[Data to examine]

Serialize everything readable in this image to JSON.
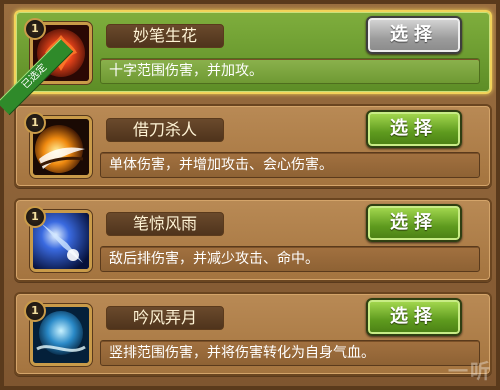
{
  "skills": [
    {
      "name": "妙笔生花",
      "description": "十字范围伤害，并加攻。",
      "level": "1",
      "button_label": "选择",
      "selected": true,
      "selected_badge": "已选定",
      "icon": "fire-flower-icon"
    },
    {
      "name": "借刀杀人",
      "description": "单体伤害，并增加攻击、会心伤害。",
      "level": "1",
      "button_label": "选择",
      "selected": false,
      "icon": "blade-slash-icon"
    },
    {
      "name": "笔惊风雨",
      "description": "敌后排伤害，并减少攻击、命中。",
      "level": "1",
      "button_label": "选择",
      "selected": false,
      "icon": "storm-comet-icon"
    },
    {
      "name": "吟风弄月",
      "description": "竖排范围伤害，并将伤害转化为自身气血。",
      "level": "1",
      "button_label": "选择",
      "selected": false,
      "icon": "moon-wind-icon"
    }
  ],
  "watermark": "一听"
}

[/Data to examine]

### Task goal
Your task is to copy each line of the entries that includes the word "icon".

### Exercise answer
      "icon": "fire-flower-icon"
      "icon": "blade-slash-icon"
      "icon": "storm-comet-icon"
      "icon": "moon-wind-icon"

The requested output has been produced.